To read updates by AWI staff from the International Whaling Commission's (IWC) annual meetings, click here.
In 1946, the International Whaling Commission (IWC) was formed by 12 whaling nations, including the United States, "to provide for the proper conservation of whale stocks and thus make possible the orderly development of the whaling industry." The Commission's Secretariat is headquartered in Cambridge, UK, and since its inception, working under the International Convention for the Regulation of Whaling, the Commission has grown to number over 70 nations, many of which have never whaled.
Despite the creation of the Commission, the institution of the Convention to govern whaling, and the cessation of commercial whaling by most of the Commission's founding members in the second half of the 20th century, whale species continued to decline. In the 1970s and the 1980s, a growing public concern fueled by AWI's "Save the Whales" campaign led to the IWC member nations adopting a moratorium on commercial whaling in 1982. Whaling conducted for aboriginal subsistence purposes was not affected by the ban.
The moratorium took effect in 1986, and several countries immediately took advantage of a clause in the convention that allows members that file an objection to IWC decisions to not be bound by the decision. Japan, Norway, Peru and the then-Soviet Union filed objections to the moratorium decision. Peru withdrew its objection in 1983, and Japan staggered its withdrawal over 1987 to 1988. Norway and the then-Soviet Union have not withdrawn their objections. After withdrawing its objection, Japan was able to exploit a loophole in the convention that allows lethal scientific research on whales and requires that the resultant meat be sold commercially.

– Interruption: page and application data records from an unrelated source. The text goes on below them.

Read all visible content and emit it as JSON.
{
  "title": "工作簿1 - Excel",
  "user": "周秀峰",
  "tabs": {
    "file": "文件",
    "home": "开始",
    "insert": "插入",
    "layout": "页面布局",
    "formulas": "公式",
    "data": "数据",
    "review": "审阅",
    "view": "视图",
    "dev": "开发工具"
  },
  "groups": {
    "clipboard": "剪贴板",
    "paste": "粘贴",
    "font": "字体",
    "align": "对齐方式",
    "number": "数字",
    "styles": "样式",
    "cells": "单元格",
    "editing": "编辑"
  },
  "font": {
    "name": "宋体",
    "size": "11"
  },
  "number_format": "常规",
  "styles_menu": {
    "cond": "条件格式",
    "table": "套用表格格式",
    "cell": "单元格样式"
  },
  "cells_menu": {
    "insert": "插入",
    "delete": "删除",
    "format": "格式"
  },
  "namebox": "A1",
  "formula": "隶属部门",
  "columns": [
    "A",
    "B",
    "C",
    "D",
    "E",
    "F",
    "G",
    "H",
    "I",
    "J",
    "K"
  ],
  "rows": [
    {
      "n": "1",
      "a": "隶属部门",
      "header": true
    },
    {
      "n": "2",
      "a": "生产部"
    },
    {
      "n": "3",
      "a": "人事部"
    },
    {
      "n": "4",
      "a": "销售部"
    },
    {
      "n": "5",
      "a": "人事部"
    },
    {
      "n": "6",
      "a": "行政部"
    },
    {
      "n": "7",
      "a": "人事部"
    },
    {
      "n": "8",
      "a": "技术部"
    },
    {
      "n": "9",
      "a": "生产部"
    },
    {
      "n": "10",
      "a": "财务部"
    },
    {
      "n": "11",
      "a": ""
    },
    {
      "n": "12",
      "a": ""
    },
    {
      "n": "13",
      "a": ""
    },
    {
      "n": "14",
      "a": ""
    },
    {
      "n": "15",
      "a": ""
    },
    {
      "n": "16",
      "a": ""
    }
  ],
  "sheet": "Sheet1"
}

Iceland did not file an objection to the moratorium, but also exploited the lethal scientific research loophole, and proceeded to conduct scientific whaling until 1992, when it withdrew from the IWC. It rejoined in 2002 after a very controversial vote, and it immediately lodged an objection to the moratorium. Iceland continued to conduct scientific research whaling until 2006, when it also resumed commercial whaling through its objection.
Over 25,000 whales have been killed since the moratorium came into effect, with the smaller and more abundant minke whale becoming the commercial whalers' favored target. Fin whales, sei whales, Bryde's whales, sperm whales and humpback whales are still killed for commercial gain. Although the moratorium undoubtedly prevented the extinction of some great whale species, the ongoing continued commercial whaling is hampering the certainty of their survival through the next century.